    88. 88. diigo: sticky notes/highlighting<br />
    89. 89.
    90. 90.
    91. 91.
    92. 92.
    93. 93.
    94. 94.
    95. 95.
    96. 96.
    97. 97.
    98. 98.
    99. 99. Most students embraced the freedom and responsibility for learning given to them<br />Students liked having flexibility in the kinds of information sources they could use<br />Students especially liked using Google News and Gale Global Issues in Context<br />Students did not use as many social media sources as I anticipated<br />October-November 2009 Reflections and Observations<br />

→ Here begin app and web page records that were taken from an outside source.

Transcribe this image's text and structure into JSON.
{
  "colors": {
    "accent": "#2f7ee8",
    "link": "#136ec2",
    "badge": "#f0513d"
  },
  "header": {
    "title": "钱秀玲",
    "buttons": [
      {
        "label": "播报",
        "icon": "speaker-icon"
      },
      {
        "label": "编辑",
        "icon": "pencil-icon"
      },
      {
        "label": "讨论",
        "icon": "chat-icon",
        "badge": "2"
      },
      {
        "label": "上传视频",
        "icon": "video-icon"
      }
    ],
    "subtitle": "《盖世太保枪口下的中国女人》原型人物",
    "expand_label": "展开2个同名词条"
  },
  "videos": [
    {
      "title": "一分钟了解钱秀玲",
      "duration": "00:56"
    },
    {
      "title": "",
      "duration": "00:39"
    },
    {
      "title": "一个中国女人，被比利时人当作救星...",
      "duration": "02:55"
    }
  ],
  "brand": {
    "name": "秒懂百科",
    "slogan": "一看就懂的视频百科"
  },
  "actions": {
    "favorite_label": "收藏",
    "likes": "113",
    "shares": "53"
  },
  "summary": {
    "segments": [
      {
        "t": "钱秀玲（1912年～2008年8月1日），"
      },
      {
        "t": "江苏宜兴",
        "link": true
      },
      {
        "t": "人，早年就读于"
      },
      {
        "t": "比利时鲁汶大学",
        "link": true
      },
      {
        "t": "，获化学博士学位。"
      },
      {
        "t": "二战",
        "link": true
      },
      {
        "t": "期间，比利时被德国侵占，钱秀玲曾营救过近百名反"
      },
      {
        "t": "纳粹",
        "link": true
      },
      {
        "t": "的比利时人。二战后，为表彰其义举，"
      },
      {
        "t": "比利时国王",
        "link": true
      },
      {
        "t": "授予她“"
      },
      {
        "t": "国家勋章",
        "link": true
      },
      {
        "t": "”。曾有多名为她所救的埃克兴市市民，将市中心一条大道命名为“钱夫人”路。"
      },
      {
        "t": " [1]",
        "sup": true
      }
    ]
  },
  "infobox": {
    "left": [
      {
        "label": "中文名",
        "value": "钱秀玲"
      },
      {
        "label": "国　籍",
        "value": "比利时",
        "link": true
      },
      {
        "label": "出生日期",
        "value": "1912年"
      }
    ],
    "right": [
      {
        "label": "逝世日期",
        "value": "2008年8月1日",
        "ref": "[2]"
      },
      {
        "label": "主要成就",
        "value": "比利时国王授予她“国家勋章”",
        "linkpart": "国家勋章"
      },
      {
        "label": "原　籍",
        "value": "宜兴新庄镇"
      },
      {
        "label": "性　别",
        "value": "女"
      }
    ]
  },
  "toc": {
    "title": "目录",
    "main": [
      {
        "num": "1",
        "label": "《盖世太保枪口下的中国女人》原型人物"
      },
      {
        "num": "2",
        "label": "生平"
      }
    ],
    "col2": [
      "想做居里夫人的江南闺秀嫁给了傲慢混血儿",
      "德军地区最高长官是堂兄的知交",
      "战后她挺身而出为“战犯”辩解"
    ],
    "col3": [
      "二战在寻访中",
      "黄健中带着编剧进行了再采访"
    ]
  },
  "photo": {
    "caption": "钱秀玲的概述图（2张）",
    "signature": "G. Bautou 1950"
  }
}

    100. 100. Some student resistance to student inquiry; disruption of school culture of learning<br />Some students fell behind and experienced difficulty keeping up due to absences caused by a major virus outbreak in our school during October<br />Time for me to actively reflect and compose those reflections on my blog<br />October-November 2009 Challenges<br />
    101. 101. november-december 2009: <br />synthesizing ideas with presentation zen<br />

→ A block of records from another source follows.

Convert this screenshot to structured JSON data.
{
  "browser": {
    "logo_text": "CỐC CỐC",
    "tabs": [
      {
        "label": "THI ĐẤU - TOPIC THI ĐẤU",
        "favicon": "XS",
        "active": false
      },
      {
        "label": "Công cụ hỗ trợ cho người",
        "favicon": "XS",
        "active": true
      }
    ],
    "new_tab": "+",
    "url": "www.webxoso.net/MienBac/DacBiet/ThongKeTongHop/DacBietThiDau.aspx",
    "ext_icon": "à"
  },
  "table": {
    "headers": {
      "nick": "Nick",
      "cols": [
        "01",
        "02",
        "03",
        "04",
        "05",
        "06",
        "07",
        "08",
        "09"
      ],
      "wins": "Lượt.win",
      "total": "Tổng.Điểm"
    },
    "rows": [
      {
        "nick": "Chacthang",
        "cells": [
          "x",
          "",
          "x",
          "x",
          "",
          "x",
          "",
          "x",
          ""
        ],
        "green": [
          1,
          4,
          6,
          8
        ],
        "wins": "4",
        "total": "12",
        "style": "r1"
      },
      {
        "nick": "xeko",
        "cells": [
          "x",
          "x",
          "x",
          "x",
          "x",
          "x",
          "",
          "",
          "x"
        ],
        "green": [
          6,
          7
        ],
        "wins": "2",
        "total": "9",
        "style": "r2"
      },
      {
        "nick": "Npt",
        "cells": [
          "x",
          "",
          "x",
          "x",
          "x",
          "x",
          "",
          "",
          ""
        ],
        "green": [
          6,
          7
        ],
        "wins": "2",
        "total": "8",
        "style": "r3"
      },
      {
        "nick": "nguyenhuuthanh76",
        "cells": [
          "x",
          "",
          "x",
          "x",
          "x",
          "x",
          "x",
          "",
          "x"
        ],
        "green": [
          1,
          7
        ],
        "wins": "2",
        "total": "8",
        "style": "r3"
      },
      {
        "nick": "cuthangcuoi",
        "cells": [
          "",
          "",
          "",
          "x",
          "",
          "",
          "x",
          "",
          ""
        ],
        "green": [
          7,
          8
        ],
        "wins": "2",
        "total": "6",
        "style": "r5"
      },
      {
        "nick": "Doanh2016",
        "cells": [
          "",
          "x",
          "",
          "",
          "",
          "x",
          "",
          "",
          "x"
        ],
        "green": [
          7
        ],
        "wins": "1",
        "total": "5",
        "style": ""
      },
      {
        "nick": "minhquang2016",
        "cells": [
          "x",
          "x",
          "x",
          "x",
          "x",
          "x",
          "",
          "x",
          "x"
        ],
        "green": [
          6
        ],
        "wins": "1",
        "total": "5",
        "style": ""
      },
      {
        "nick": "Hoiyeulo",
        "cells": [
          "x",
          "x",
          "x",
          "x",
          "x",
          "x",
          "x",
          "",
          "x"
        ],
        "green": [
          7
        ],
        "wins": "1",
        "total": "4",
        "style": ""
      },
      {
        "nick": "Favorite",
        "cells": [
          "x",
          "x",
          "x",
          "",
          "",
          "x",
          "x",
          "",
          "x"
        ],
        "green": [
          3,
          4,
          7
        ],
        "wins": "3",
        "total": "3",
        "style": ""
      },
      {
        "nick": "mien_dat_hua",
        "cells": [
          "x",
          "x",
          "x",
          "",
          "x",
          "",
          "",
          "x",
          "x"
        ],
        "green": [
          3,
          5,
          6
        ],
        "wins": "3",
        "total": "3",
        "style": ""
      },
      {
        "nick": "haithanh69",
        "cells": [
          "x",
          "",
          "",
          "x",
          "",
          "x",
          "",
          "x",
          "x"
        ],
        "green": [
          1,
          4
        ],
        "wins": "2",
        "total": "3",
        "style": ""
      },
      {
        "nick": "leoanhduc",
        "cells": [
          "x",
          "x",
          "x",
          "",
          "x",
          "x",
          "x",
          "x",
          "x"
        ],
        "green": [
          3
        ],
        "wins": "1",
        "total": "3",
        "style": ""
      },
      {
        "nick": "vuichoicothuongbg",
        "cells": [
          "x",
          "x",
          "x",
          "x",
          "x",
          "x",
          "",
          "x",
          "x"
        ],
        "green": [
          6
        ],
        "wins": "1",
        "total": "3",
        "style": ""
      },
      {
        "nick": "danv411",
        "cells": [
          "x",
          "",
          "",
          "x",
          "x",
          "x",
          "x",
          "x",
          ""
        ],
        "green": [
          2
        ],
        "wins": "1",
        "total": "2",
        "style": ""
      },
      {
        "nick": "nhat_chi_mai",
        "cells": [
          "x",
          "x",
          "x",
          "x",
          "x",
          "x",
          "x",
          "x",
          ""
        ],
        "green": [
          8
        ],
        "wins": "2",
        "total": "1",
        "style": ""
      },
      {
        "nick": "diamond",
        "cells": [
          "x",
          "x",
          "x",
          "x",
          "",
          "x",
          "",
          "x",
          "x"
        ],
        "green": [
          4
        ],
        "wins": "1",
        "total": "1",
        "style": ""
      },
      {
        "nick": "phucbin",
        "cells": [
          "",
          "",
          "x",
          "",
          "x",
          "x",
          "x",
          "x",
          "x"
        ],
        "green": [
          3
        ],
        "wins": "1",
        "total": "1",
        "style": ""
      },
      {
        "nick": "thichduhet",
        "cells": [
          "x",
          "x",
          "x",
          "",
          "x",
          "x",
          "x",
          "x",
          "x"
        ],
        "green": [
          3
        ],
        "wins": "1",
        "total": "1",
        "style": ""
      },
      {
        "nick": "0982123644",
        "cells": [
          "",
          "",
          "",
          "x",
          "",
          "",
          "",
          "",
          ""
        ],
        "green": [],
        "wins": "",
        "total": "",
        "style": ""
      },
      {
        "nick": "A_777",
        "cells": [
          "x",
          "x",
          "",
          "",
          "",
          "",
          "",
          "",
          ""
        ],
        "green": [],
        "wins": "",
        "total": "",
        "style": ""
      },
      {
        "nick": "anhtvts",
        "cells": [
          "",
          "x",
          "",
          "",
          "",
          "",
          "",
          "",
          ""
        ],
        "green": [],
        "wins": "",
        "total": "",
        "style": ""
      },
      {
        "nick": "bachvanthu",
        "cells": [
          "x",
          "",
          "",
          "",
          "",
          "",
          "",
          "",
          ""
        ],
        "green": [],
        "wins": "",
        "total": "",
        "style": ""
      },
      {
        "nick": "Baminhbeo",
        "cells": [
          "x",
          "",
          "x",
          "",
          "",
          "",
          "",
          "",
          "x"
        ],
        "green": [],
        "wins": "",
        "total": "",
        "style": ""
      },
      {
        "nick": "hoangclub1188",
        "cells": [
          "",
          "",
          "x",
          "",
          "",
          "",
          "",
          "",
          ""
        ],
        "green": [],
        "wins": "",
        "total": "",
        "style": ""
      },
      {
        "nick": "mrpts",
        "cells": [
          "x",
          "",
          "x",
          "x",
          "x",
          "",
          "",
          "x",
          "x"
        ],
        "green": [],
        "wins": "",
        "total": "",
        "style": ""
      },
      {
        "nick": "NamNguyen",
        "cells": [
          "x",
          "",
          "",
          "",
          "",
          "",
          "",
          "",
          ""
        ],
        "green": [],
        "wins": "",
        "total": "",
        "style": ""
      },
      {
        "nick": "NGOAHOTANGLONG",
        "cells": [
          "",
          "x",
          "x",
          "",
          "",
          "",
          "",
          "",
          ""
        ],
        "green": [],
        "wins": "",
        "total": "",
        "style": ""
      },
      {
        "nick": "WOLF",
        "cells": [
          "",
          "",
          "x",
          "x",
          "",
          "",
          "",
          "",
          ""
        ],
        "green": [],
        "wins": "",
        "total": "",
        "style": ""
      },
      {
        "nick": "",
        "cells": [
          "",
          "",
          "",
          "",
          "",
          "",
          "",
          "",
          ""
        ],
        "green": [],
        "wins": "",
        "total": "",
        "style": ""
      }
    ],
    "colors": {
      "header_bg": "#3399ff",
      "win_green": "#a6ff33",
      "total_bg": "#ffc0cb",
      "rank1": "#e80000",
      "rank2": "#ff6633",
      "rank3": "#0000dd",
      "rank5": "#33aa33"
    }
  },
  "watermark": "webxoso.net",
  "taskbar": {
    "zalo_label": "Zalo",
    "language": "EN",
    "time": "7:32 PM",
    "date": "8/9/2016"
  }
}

    102. 102. Presentation zen<br />Digital citizenship<br />Creative Commons<br />November-December 2009 <br />
    103. 103. create conversations about digital citizenship and ethical use of information<br />1.3.3 follow ethical and legal guidelines in gathering and using information <br />

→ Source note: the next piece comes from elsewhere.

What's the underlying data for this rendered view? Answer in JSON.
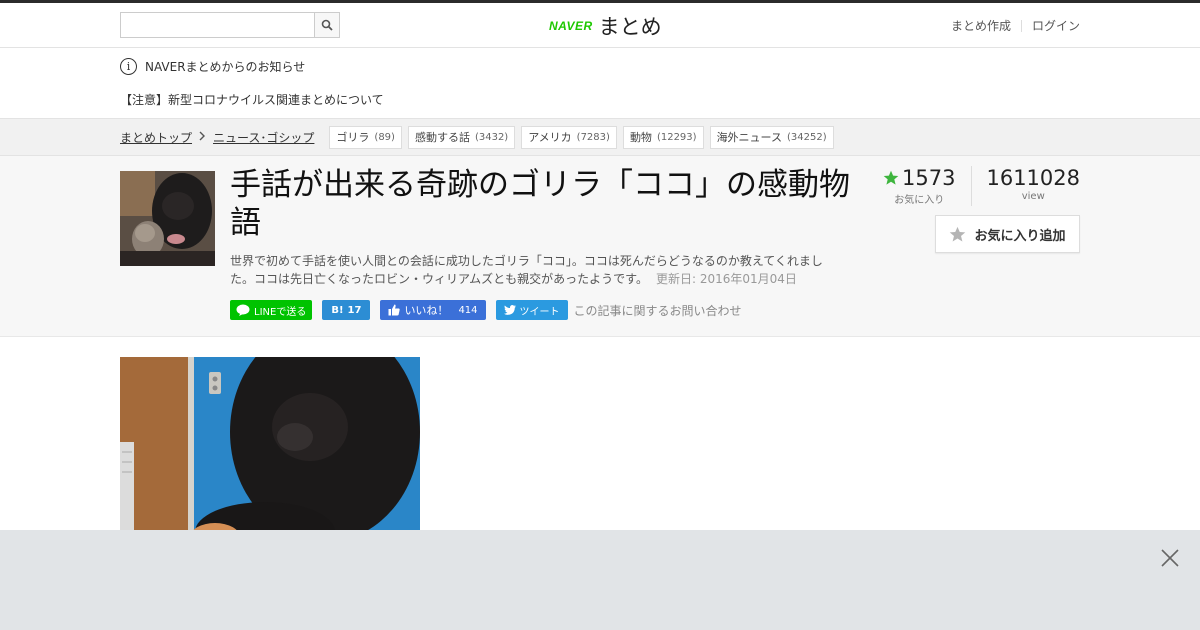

    104. 104.
    105. 105.
    106. 106.
    107. 107.
    108. 108.
    109. 109. Student Reflections on Presentation Zen<br />“I like that I cannot rely on my slides as much.  It requires me to actually learn what my project is about and not just copy and paste a whole paragraph into my power point then read it right off the slide when I am presenting.  I felt that I was more connected to the class while presenting and I really liked that, it made me feel better about myself while I was actually up in front of the class.”<br />
    110. 110. Student Reflections on Presentation Zen<br />“I like the whole “simple picture, simple text” concept. I think this method actually gets the presented message across to the audience more powerfully and emotionally than busy, chaotic slides. This method also forces the presenter to present to the AUDIENCE and talk from what he/she knows rather than look at the slides and read right off of the slide with no communication to the audience.”<br />
    111. 111. Student Reflections on Presentation Zen<br />“I like it SO much more. You feel so much more comfortable and relaxed when you can just look at your audience instead of reading bullets off a power point.  Thank you to Mrs. Lester and Mrs. Hamilton. I know that my grade does not match with how much I have learned. Even though my grade isn’t what I would hoped it to be, the learning I have received will be with me forever, and for that I am strongly appreciative.”<br />
    112. 112. Students embraced the principles and concepts of presentation zen<br />Students overcame their fears of public speaking<br />Students wondered if we could continue learning in this kind of environment<br />Assessment sometimes feels murky<br />November-December 2009 Observations/Reflections<br />
    113. 113.
    114. 114. what have I learned?<br />
    115. 115. it takes time to grow a learning environment and learners rooted in <br />connectivism and participatory culture<br />
    116. 116. baby steps are OK<br />
    117. 117. anticipate some pushback<br />
    118. 118. embrace messy learning<br />
    119. 119. collaboration, teamwork, and the power of your own personal learning network inspire innovation and risk taking <br />
    120. 120.
    121. 121. future directions<br />
    122. 122. help students plug into an expanded menu of information sources <br />
    123. 123. continue to nurture and scaffold metacognition and critical thinking as we expand our definition of information literacy<br />
    124. 124. help students forge their own paths for learning<br />Image used under a CC license from<br />
    125. 125.
    126. 126.
    127. 127. filter selectively to cultivate their interests and passions for lifelong learning<br />Image used under a CC license from<br />
    128. 128. expand our students’ universe<br />cc licensed photo by<br />
    129. 129. contact information<br /><br /><br /><br />